In 2008 the World Health Organization described that globally around 200 million adult men and 300 million adult women were obese and further 1 billion adults were overweight. As the matter of fact,they state that 43 million children under the age of five were overweight in 2010 already. WHO website further says is that the worldwide obesity epidemic has more than doubled since 1980.New Zealand isn’t one of the very worst countries in the world for obesity problem rates. But In 2006/2007 the New Zealand Health Survey found that 36.

3% of adults are overweight and a 26.5% are obese, and 20.9% of children aged 2-14 are overweight and 8.3% are obese. The same years New Zealand Health Survey found that only 50.5% of New Zealand adults met the definition of being regularly physically active which is 30 minutes of physical activity a day, at least 5 days a week.

  Nationally and internationally the consequences of obesity are already beginning to become devastating. Obesity became a risk factor for several diseases like diabetes, stroke, high blood pressure, heart disease, osteoarthritis and some cancers. According to the World Health Organization rates overweight and obesity as the fifth leading risk for global deaths. It is estimates that 2.8million adults die each year as a direct result of being overweight or obese.

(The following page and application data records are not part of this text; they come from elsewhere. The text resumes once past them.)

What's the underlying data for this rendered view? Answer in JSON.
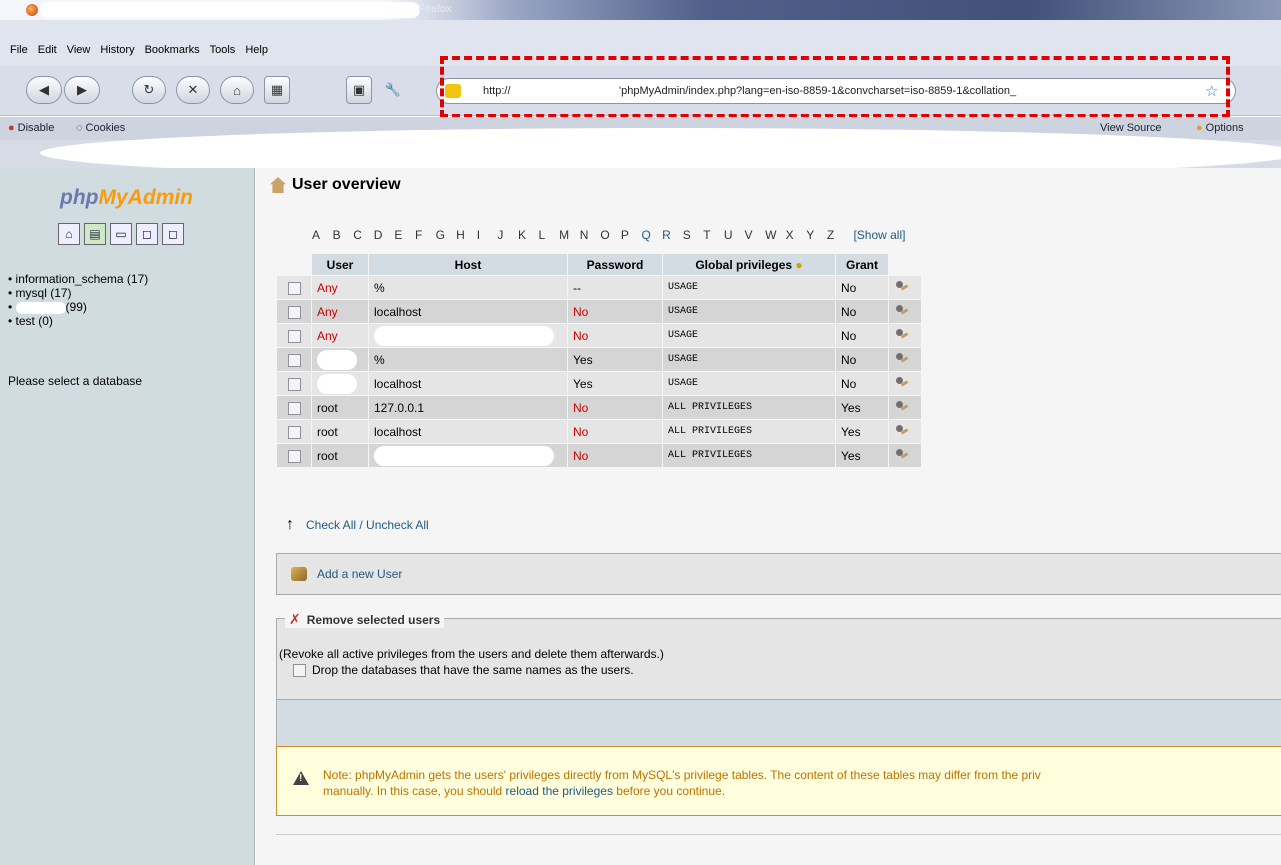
{
  "browser": {
    "title": "Firefox",
    "menu": [
      "File",
      "Edit",
      "View",
      "History",
      "Bookmarks",
      "Tools",
      "Help"
    ],
    "url_protocol": "http://",
    "url_path": "'phpMyAdmin/index.php?lang=en-iso-8859-1&convcharset=iso-8859-1&collation_",
    "toolbar": {
      "disable_label": "Disable",
      "cookies_label": "Cookies",
      "view_source_label": "View Source",
      "options_label": "Options"
    }
  },
  "sidebar": {
    "logo": {
      "php": "php",
      "my": "My",
      "admin": "Admin"
    },
    "databases": [
      {
        "label": "information_schema (17)"
      },
      {
        "label": "mysql (17)"
      },
      {
        "label": "(99)"
      },
      {
        "label": "test (0)"
      }
    ],
    "prompt": "Please select a database"
  },
  "main": {
    "title": "User overview",
    "alphabet": [
      "A",
      "B",
      "C",
      "D",
      "E",
      "F",
      "G",
      "H",
      "I",
      "J",
      "K",
      "L",
      "M",
      "N",
      "O",
      "P",
      "Q",
      "R",
      "S",
      "T",
      "U",
      "V",
      "W",
      "X",
      "Y",
      "Z"
    ],
    "show_all": "[Show all]",
    "columns": {
      "user": "User",
      "host": "Host",
      "password": "Password",
      "privileges": "Global privileges",
      "grant": "Grant"
    },
    "rows": [
      {
        "user": "Any",
        "host": "%",
        "password": "--",
        "privileges": "USAGE",
        "grant": "No"
      },
      {
        "user": "Any",
        "host": "localhost",
        "password": "No",
        "privileges": "USAGE",
        "grant": "No"
      },
      {
        "user": "Any",
        "host": "",
        "password": "No",
        "privileges": "USAGE",
        "grant": "No"
      },
      {
        "user": "",
        "host": "%",
        "password": "Yes",
        "privileges": "USAGE",
        "grant": "No"
      },
      {
        "user": "",
        "host": "localhost",
        "password": "Yes",
        "privileges": "USAGE",
        "grant": "No"
      },
      {
        "user": "root",
        "host": "127.0.0.1",
        "password": "No",
        "privileges": "ALL PRIVILEGES",
        "grant": "Yes"
      },
      {
        "user": "root",
        "host": "localhost",
        "password": "No",
        "privileges": "ALL PRIVILEGES",
        "grant": "Yes"
      },
      {
        "user": "root",
        "host": "",
        "password": "No",
        "privileges": "ALL PRIVILEGES",
        "grant": "Yes"
      }
    ],
    "check_all": "Check All / Uncheck All",
    "add_user": "Add a new User",
    "remove": {
      "legend": "Remove selected users",
      "description": "(Revoke all active privileges from the users and delete them afterwards.)",
      "drop_label": "Drop the databases that have the same names as the users."
    },
    "notice": {
      "line1": "Note: phpMyAdmin gets the users' privileges directly from MySQL's privilege tables. The content of these tables may differ from the priv",
      "line2_pre": "manually. In this case, you should ",
      "line2_link": "reload the privileges",
      "line2_post": " before you continue."
    }
  }
}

It also contributing to heart disease, diabetes and certain types of cancer. The other threatful factor is Diabetes increases the risk of heart failure, kidney failure, strokes, blindness and the need for limb amputations.